While sluggish early ratings put a bit of a damper on the initial enthusiasm for the channel, it has been attracting young men with shows like the self-explanatory Weediquette and skateboarding reality-competition series King of the Road. In November the channel said it would launch four new shows aimed at that demographic in the next two months — Payday, which follows the lives of four 20-somethings over the course of a single pay period; Big Night Out, which showcases how millennials party around the world, and Bong Appétit, which follows cooks who create high-end, cannabis-infused foods.

“Everyone wants a piece of Shane Smith’s pixie dust,” Wieser said.


The analyst added that he expects more deals to be done, but to what extent will depend on each individual company. At Fox, which in the past has leaned more toward developing new properties internally, Wieser believes that practice will continue.

Time Warner and NBCU are expected to continue on their previous path of making small venture investments in digital companies, he added.

“Do we expect to see more [deals]? Sure. I don’t see why not,” Wieser said. “You can argue that most companies don’t need to hurry because it just doesn’t change that quickly. But the perceptions of change are often greater than the reality.”

SIDEBAR: All About the Digits
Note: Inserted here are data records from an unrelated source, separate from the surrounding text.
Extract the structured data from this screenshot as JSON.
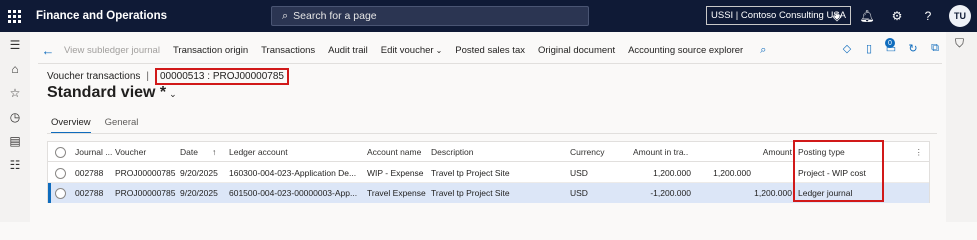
{
  "topbar": {
    "app_title": "Finance and Operations",
    "search_placeholder": "Search for a page",
    "company": "USSI | Contoso Consulting USA",
    "avatar_initials": "TU",
    "icons": [
      "waffle-icon",
      "search-icon",
      "copilot-icon",
      "bell-icon",
      "gear-icon",
      "help-icon"
    ]
  },
  "left_nav": {
    "icons": [
      "hamburger-icon",
      "home-icon",
      "star-icon",
      "clock-icon",
      "workspace-icon",
      "list-icon"
    ]
  },
  "action_bar": {
    "items": [
      {
        "label": "View subledger journal",
        "disabled": true
      },
      {
        "label": "Transaction origin",
        "disabled": false
      },
      {
        "label": "Transactions",
        "disabled": false
      },
      {
        "label": "Audit trail",
        "disabled": false
      },
      {
        "label": "Edit voucher",
        "disabled": false,
        "dropdown": true
      },
      {
        "label": "Posted sales tax",
        "disabled": false
      },
      {
        "label": "Original document",
        "disabled": false
      },
      {
        "label": "Accounting source explorer",
        "disabled": false
      }
    ],
    "notification_count": "0",
    "right_icons": [
      "diamond-icon",
      "office-icon",
      "notification-icon",
      "refresh-icon",
      "popout-icon"
    ]
  },
  "breadcrumb": {
    "page": "Voucher transactions",
    "separator": "|",
    "record": "00000513 : PROJ00000785"
  },
  "view": {
    "title": "Standard view *",
    "chevron": "⌄"
  },
  "tabs": [
    {
      "label": "Overview",
      "active": true
    },
    {
      "label": "General",
      "active": false
    }
  ],
  "grid": {
    "columns": {
      "journal": "Journal ...",
      "voucher": "Voucher",
      "date": "Date",
      "sort_indicator": "↑",
      "ledger_account": "Ledger account",
      "account_name": "Account name",
      "description": "Description",
      "currency": "Currency",
      "amount_in_tra": "Amount in tra...",
      "amount": "Amount",
      "posting_type": "Posting type"
    },
    "rows": [
      {
        "journal": "002788",
        "voucher": "PROJ00000785",
        "date": "9/20/2025",
        "ledger_account": "160300-004-023-Application De...",
        "account_name": "WIP - Expense",
        "description": "Travel tp Project Site",
        "currency": "USD",
        "amount_in_tra": "1,200.000",
        "amount": "1,200.000",
        "posting_type": "Project - WIP cost",
        "selected": false
      },
      {
        "journal": "002788",
        "voucher": "PROJ00000785",
        "date": "9/20/2025",
        "ledger_account": "601500-004-023-00000003-App...",
        "account_name": "Travel Expense",
        "description": "Travel tp Project Site",
        "currency": "USD",
        "amount_in_tra": "-1,200.000",
        "amount": "1,200.000",
        "posting_type": "Ledger journal",
        "selected": true
      }
    ]
  },
  "colors": {
    "topbar_bg": "#0f1a36",
    "accent": "#0f6cbd",
    "highlight_box": "#d11919",
    "selected_row": "#dce6f7"
  }
}
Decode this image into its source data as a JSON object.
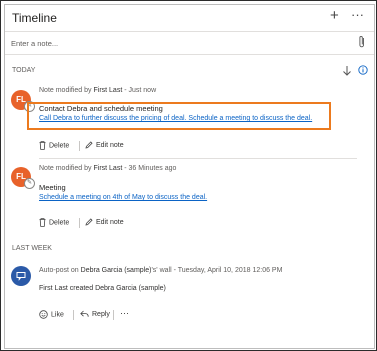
{
  "header": {
    "title": "Timeline",
    "add_glyph": "+",
    "more_glyph": "···"
  },
  "note_input": {
    "placeholder": "Enter a note..."
  },
  "sections": {
    "today": "TODAY",
    "last_week": "LAST WEEK"
  },
  "icons": [
    "paperclip-icon",
    "filter-arrow-icon",
    "info-icon",
    "trash-icon",
    "pencil-icon",
    "like-icon",
    "reply-icon",
    "post-icon"
  ],
  "entries": [
    {
      "avatar": "FL",
      "avatar_color": "#e8622a",
      "meta_prefix": "Note modified by",
      "meta_author": "First Last",
      "meta_time": "- Just now",
      "title": "Contact Debra and schedule meeting",
      "body": "Call Debra to further discuss the pricing of deal. Schedule a meeting to discuss the deal.",
      "delete_label": "Delete",
      "edit_label": "Edit note"
    },
    {
      "avatar": "FL",
      "avatar_color": "#e8622a",
      "meta_prefix": "Note modified by",
      "meta_author": "First Last",
      "meta_time": "- 36 Minutes ago",
      "title": "Meeting",
      "body": "Schedule a meeting on 4th of May to discuss the deal.",
      "delete_label": "Delete",
      "edit_label": "Edit note"
    }
  ],
  "post": {
    "avatar_color": "#2b5aa8",
    "meta_prefix": "Auto-post on",
    "meta_target": "Debra Garcia (sample)",
    "meta_suffix": "'s' wall -",
    "meta_time": "Tuesday, April 10, 2018 12:06 PM",
    "line_author": "First Last",
    "line_mid": "created",
    "line_target": "Debra Garcia (sample)",
    "like_label": "Like",
    "reply_label": "Reply",
    "more_glyph": "···"
  },
  "colors": {
    "accent_link": "#0b63c5",
    "highlight": "#ec7a1e",
    "avatar_fl": "#e8622a",
    "avatar_post": "#2b5aa8"
  }
}
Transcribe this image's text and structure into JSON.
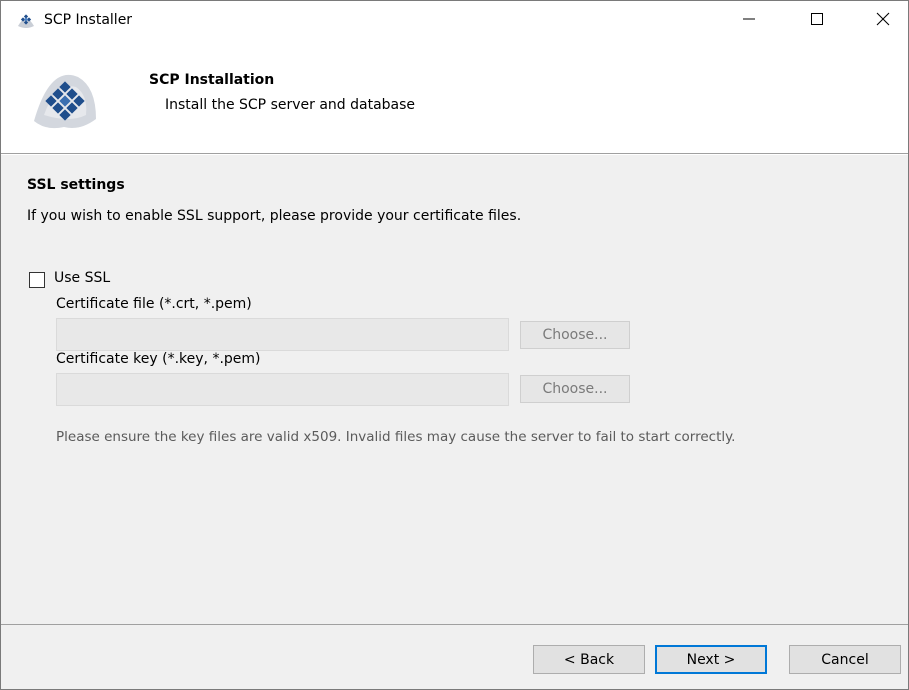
{
  "window": {
    "title": "SCP Installer",
    "icons": {
      "app": "scp-logo-icon",
      "minimize": "minimize-icon",
      "maximize": "maximize-icon",
      "close": "close-icon"
    }
  },
  "header": {
    "title": "SCP Installation",
    "subtitle": "Install the SCP server and database",
    "logo": "scp-logo"
  },
  "ssl": {
    "section_title": "SSL settings",
    "description": "If you wish to enable SSL support, please provide your certificate files.",
    "use_ssl_label": "Use SSL",
    "use_ssl_checked": false,
    "cert_file_label": "Certificate file (*.crt, *.pem)",
    "cert_file_value": "",
    "cert_key_label": "Certificate key (*.key, *.pem)",
    "cert_key_value": "",
    "choose_label": "Choose...",
    "note": "Please ensure the key files are valid x509. Invalid files may cause the server to fail to start correctly."
  },
  "footer": {
    "back_label": "< Back",
    "next_label": "Next >",
    "cancel_label": "Cancel"
  },
  "colors": {
    "window_bg": "#f0f0f0",
    "header_bg": "#ffffff",
    "focus_border": "#0078d7",
    "logo_blue": "#1f4e8c"
  }
}
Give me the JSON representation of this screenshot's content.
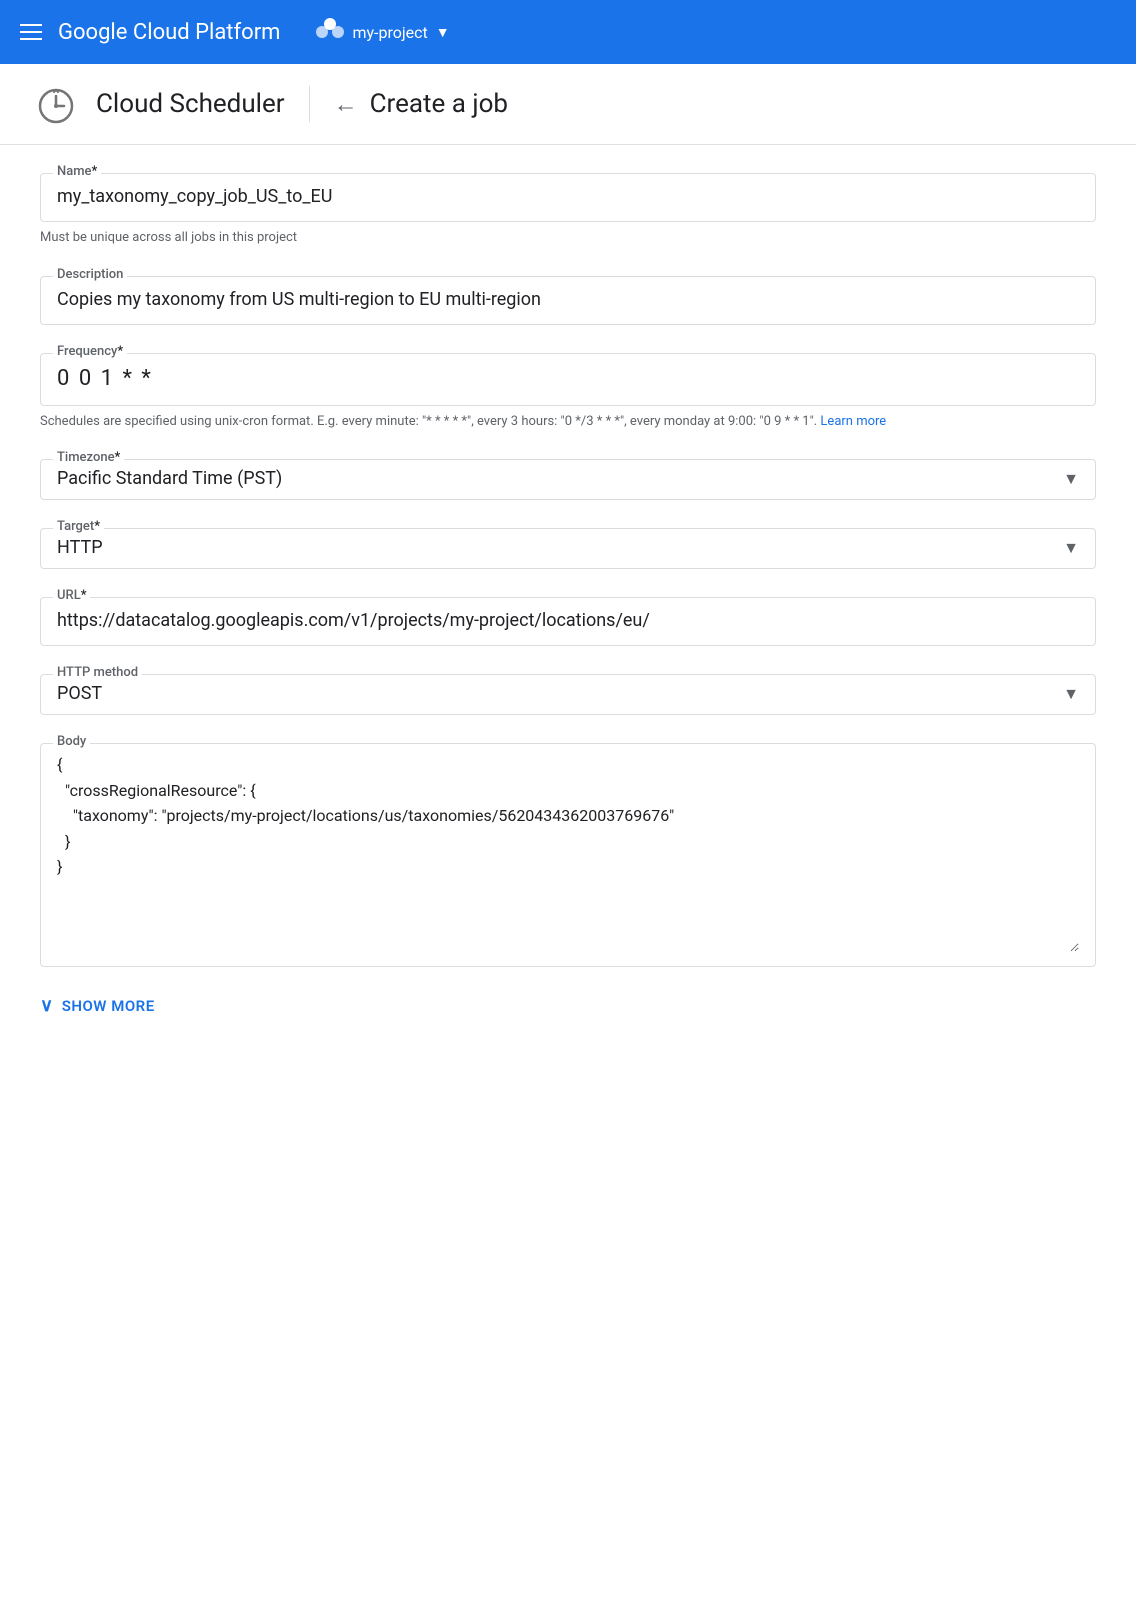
{
  "topbar": {
    "menu_label": "Menu",
    "title": "Google Cloud Platform",
    "project_name": "my-project",
    "chevron": "▼"
  },
  "subheader": {
    "app_name": "Cloud Scheduler",
    "back_arrow": "←",
    "page_title": "Create a job"
  },
  "form": {
    "name_field": {
      "label": "Name",
      "required": "*",
      "value": "my_taxonomy_copy_job_US_to_EU",
      "hint": "Must be unique across all jobs in this project"
    },
    "description_field": {
      "label": "Description",
      "value": "Copies my taxonomy from US multi-region to EU multi-region"
    },
    "frequency_field": {
      "label": "Frequency",
      "required": "*",
      "value": "0 0 1 * *",
      "hint": "Schedules are specified using unix-cron format. E.g. every minute: \"* * * * *\", every 3 hours: \"0 */3 * * *\", every monday at 9:00: \"0 9 * * 1\".",
      "hint_link": "Learn more",
      "hint_link_url": "#"
    },
    "timezone_field": {
      "label": "Timezone",
      "required": "*",
      "value": "Pacific Standard Time (PST)"
    },
    "target_field": {
      "label": "Target",
      "required": "*",
      "value": "HTTP"
    },
    "url_field": {
      "label": "URL",
      "required": "*",
      "value": "https://datacatalog.googleapis.com/v1/projects/my-project/locations/eu/"
    },
    "http_method_field": {
      "label": "HTTP method",
      "value": "POST"
    },
    "body_field": {
      "label": "Body",
      "value": "{\n  \"crossRegionalResource\": {\n    \"taxonomy\": \"projects/my-project/locations/us/taxonomies/5620434362003769676\"\n  }\n}"
    }
  },
  "show_more": {
    "label": "SHOW MORE",
    "chevron": "∨"
  }
}
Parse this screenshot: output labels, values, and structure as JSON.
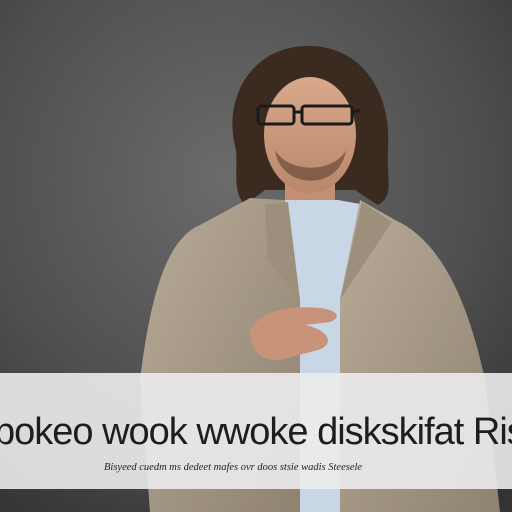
{
  "image": {
    "subject": "man with glasses and curly hair in beige blazer gesturing",
    "colors": {
      "background": "#4a4a4a",
      "blazer": "#a89a88",
      "shirt": "#c8d6e6",
      "banner": "#ececec",
      "text": "#1e1e1e"
    }
  },
  "banner": {
    "headline": "pokeo wook wwoke diskskifat Ris",
    "caption": "Bisyeed cuedm ms dedeet mafes ovr doos stsie wadis Steesele"
  }
}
Major programmers are increasingly investing in much smaller digital companies to attract younger audiences and tap into online ad streams.


NBCUniversal . . . . . . . . . . . BuzzFeed . . . . . . . . . . . . $400 million . . . . . . Aug. 2015/Nov. 2016

NBCUniversal . . . . . . . . . . . Vox Media . . . . . . . . . . . .$200 million . . . . . . . August 2015

Verizon . . . . . . . . . . . .. . AwesomenessTV .  . . . . . . . $159 million . . . . . . . . April 2016

Discovery . . . . . . . . . . . Group Nine Media . . .. . . . . . $100 million . . . .  . . .  November 2016

Time Warner . . . . . . . . . . . . . Beme . . . . . . . . . . . . . $25 million* . . . . .  . . . .  November 2016

21st Century Fox . . . . .  . . .DriveTribe . . . . . .  . . . . . $6.5 million . . . . .  . . .September 2016

AMC Networks . . . . . .  . . Funny or Die . . . . .  . . . . . . . N/A . . . . . . . . . . .  November 2016

* Estimate

SOURCE : Individual companies and published reports